In a letter to Egyptian President Hosni Mubarak made public today, Human Rights Watch condemned the detention of Hafez Abu Sa'da, a lawyer and secretary-general of the Egyptian Organization for Human Rights (EOHR).
On December 1, state security prosecutors accused Abu Sa'da of three criminal offenses: disseminating information abroad that harmed Egypt's national interests; accepting funds from a foreign country with the goal of carrying out acts harmful to Egypt; and receiving donations without government permission. He was questioned and then ordered imprisoned for fifteen days while the investigation continues. As of this writing, authorities have not made known the location where Abu Sa'da is being held.
"This is a shocking development," said Hanny Megally, executive director of the Middle East and North Africa Division of Human Rights Watch. "The government should be investigating and prosecuting torturers in the police and security forces, not sending human rights activists to prison."
Prosecutors took action against Abu Sa'da in the wake of continuing controversy inside and outside Egypt surrounding alleged police abuse of hundreds of mainly Christian residents in al-Kosheh, in Upper Egypt, following two murders there in August 1998. EOHR issued a report about police behavior, "Collective punishment in al-Kosheh village: Random arrest, torture and degrading treatment of citizens," published in September. EOHR was also attacked in the Egyptian press for accepting funding from abroad to finance its activities.

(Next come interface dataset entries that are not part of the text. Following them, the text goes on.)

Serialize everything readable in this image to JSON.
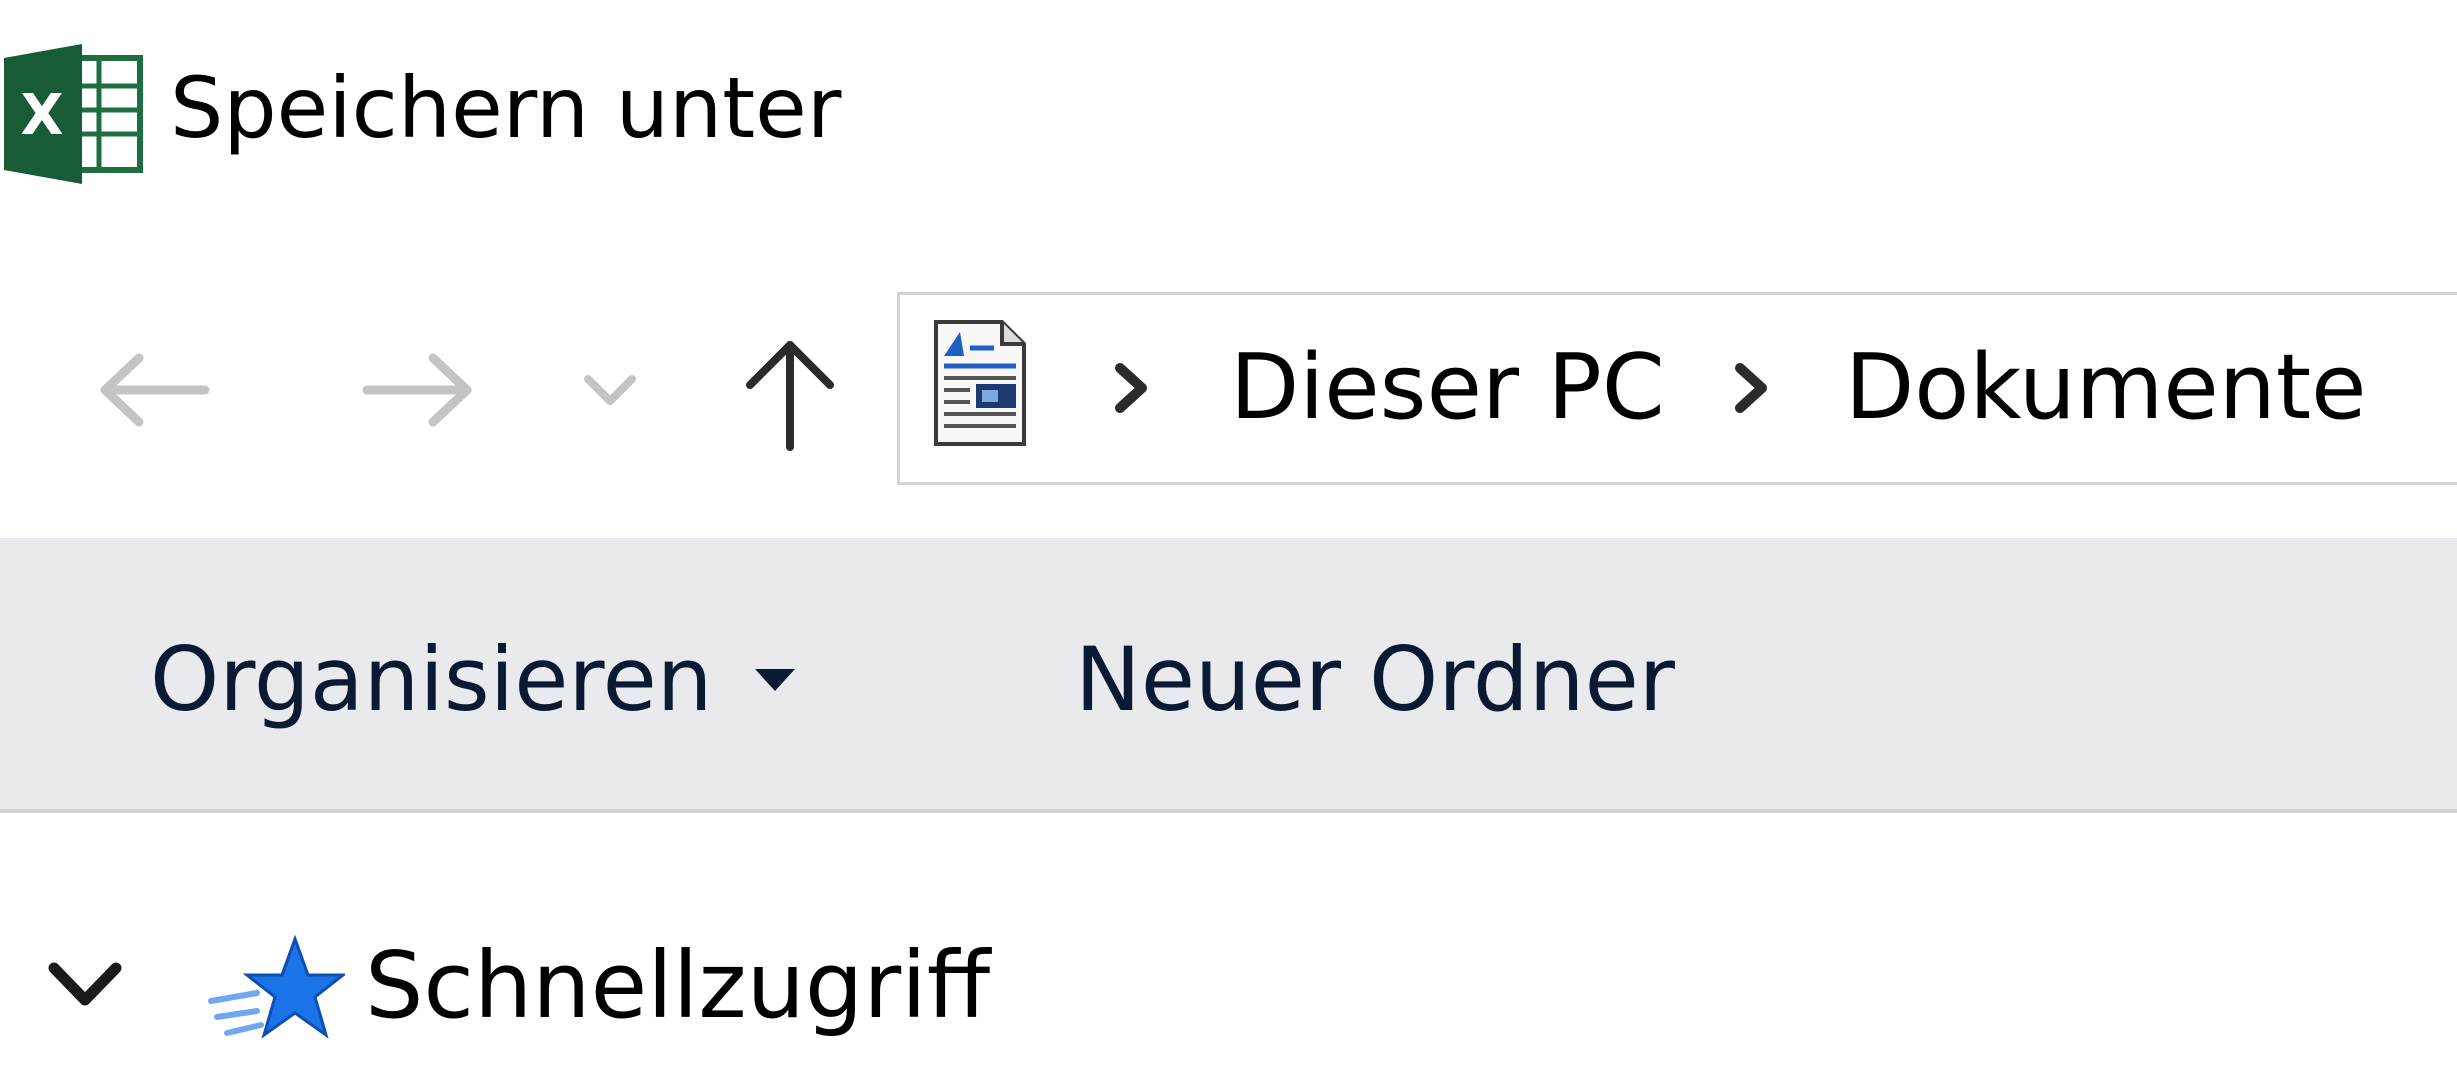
{
  "window": {
    "title": "Speichern unter",
    "app_icon": "excel-icon",
    "app_icon_letter": "X"
  },
  "navigation": {
    "back_icon": "back-arrow-icon",
    "forward_icon": "forward-arrow-icon",
    "recent_icon": "chevron-down-icon",
    "up_icon": "up-arrow-icon",
    "disabled_color": "#c4c4c4",
    "enabled_color": "#2b2b2b"
  },
  "address_bar": {
    "location_icon": "documents-folder-icon",
    "breadcrumb": [
      "Dieser PC",
      "Dokumente"
    ]
  },
  "command_bar": {
    "organize_label": "Organisieren",
    "new_folder_label": "Neuer Ordner",
    "background": "#e9eaed"
  },
  "tree": {
    "quick_access_label": "Schnellzugriff",
    "quick_access_icon": "star-icon",
    "accent": "#1a73e8"
  },
  "colors": {
    "excel_green": "#1d6f42",
    "text_dark": "#0b1a33"
  }
}
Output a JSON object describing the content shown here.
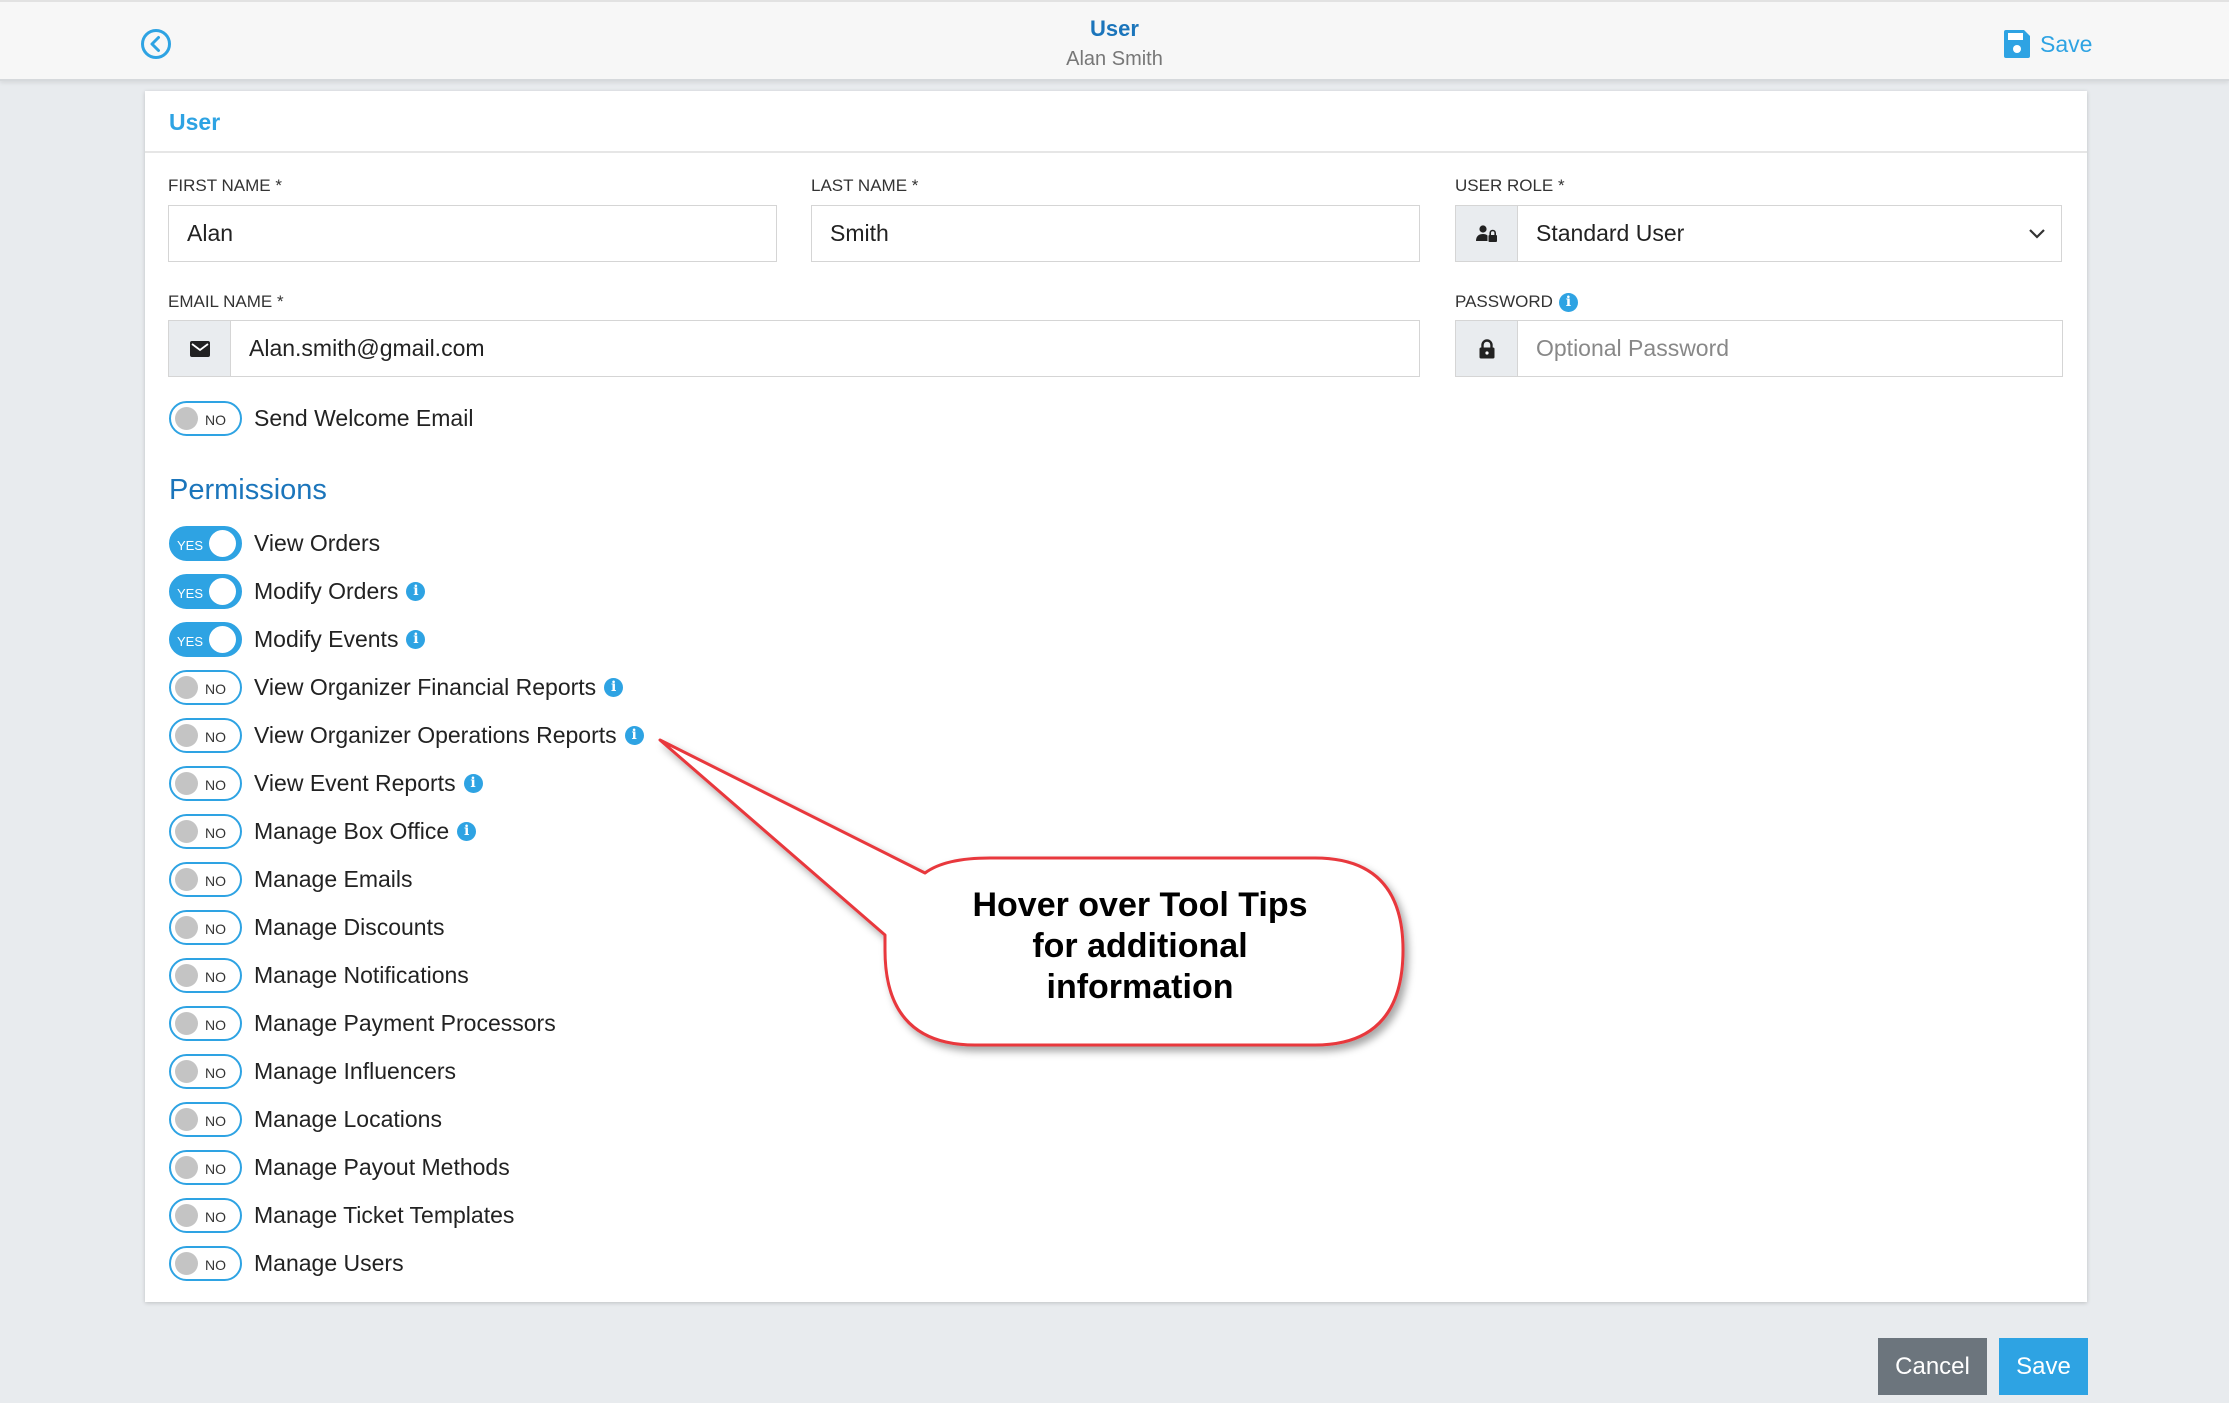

Human Rights Watch has called for the immediate release of Abu Sa'da, and an end to government harassment and intimidation of Egyptian human rights organizations. "The investigation and imprisonment of the head of EOHR sets an extremely dangerous precedent," added Megally. "The state is trampling on the right to freedom of expression and association to silence critics of its poor human rights record."